▶ _PROBLEM TO WORK ON_: Leave out the images; return the rest of the data exactly.

▶ _Stored records_:
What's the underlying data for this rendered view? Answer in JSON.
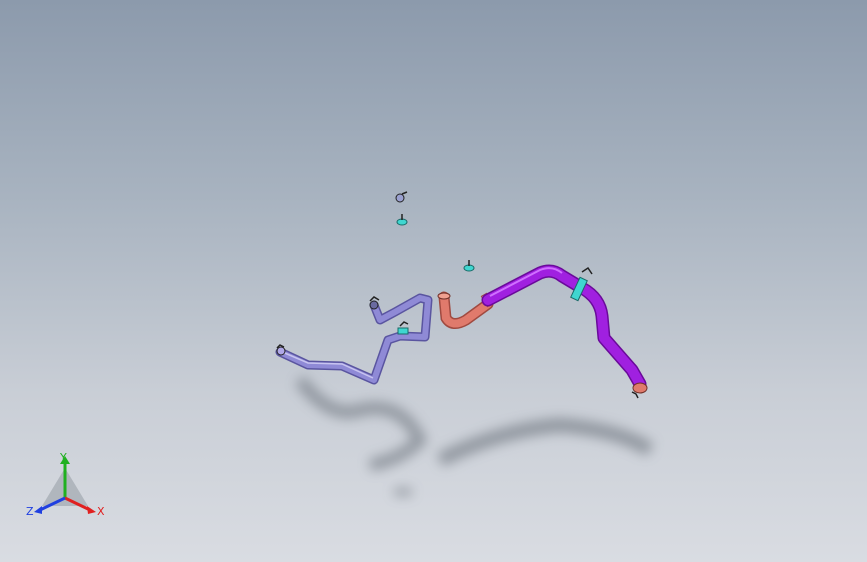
{
  "viewport": {
    "background_top": "#8c9aac",
    "background_bottom": "#d9dce2"
  },
  "model": {
    "colors": {
      "hose_light": "#8f8ad6",
      "hose_purple": "#a020e0",
      "hose_salmon": "#e07a6c",
      "clamp_cyan": "#3fd6d0",
      "shadow": "#5f6670"
    }
  },
  "triad": {
    "x_label": "X",
    "y_label": "Y",
    "z_label": "Z",
    "x_color": "#e02020",
    "y_color": "#20b020",
    "z_color": "#2040e0"
  }
}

▶ _TASK RESPONSE_:
What's the underlying data for this rendered view? Answer in JSON.
{
  "viewport": {
    "background_top": "#8c9aac",
    "background_bottom": "#d9dce2"
  },
  "model": {
    "colors": {
      "hose_light": "#8f8ad6",
      "hose_purple": "#a020e0",
      "hose_salmon": "#e07a6c",
      "clamp_cyan": "#3fd6d0",
      "shadow": "#5f6670"
    }
  },
  "triad": {
    "x_label": "X",
    "y_label": "Y",
    "z_label": "Z",
    "x_color": "#e02020",
    "y_color": "#20b020",
    "z_color": "#2040e0"
  }
}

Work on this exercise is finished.